The relevant terms of the charter were an amended Clause 22 of the BPVOY4 form and an additional Clause 11, which both provided for uplifted rates of demurrage in certain circumstances. Clause 11 provided:
The question was one of construction of these clauses.
The judge held that Clause 22 was concerned with the giving of revised voyage orders to divert the vessel to an alternative port notwithstanding the prior nomination of a load or discharge port, and therefore had no application on the facts of the present case. The parts of Clause 22 in the standard BPVOY 4 form which could have covered this scenario (i.e. an order to stop and await further orders) had been deleted.
Clause 11, however, gave a liberty to give a positive order to the vessel to stop and wait for orders and a period in excess of 5 days waiting time was to be considered as storage, with increased rates of demurrage payable. What was envisaged in Clause 11 is an order made before the vessel is in a position to give NOR. Once NOR is given, the ordinary laytime and demurrage regime applies.
Furthermore, no order to stop and wait was ever given. In Mr Justice Cooke's view:
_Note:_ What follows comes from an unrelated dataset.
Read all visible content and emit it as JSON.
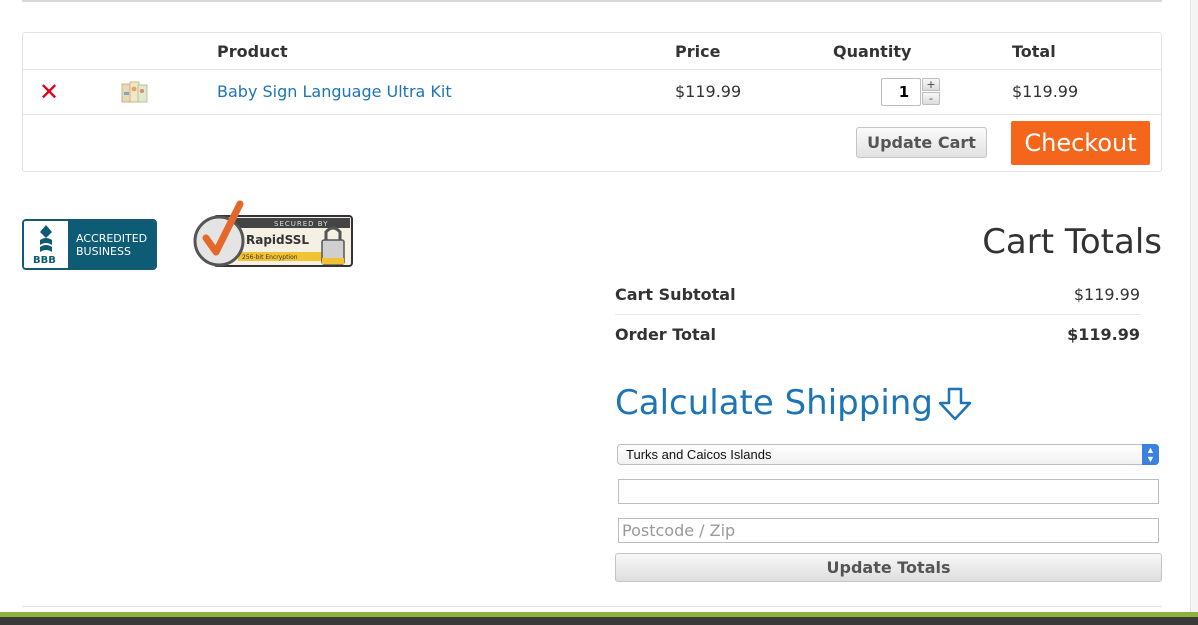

This conclusion might be thought somewhat impractical given that charterers can choose whether or not to give a positive order or remain silent, and the effect of the two scenarios is the same. The judge considered, however, that the charter had instituted different laytime and demurrage regimes for different scenarios, and that the dividing lines drawn by the parties, no matter how arbitrary, should be respected. Given that NOR had been tendered, which was an act within the control of the owners, the applicable regime was the ordinary load and discharge port regime rather than the Clause 11 regime. This meant that demurrage was payable, but not at the enhanced rates set out in Clause 11.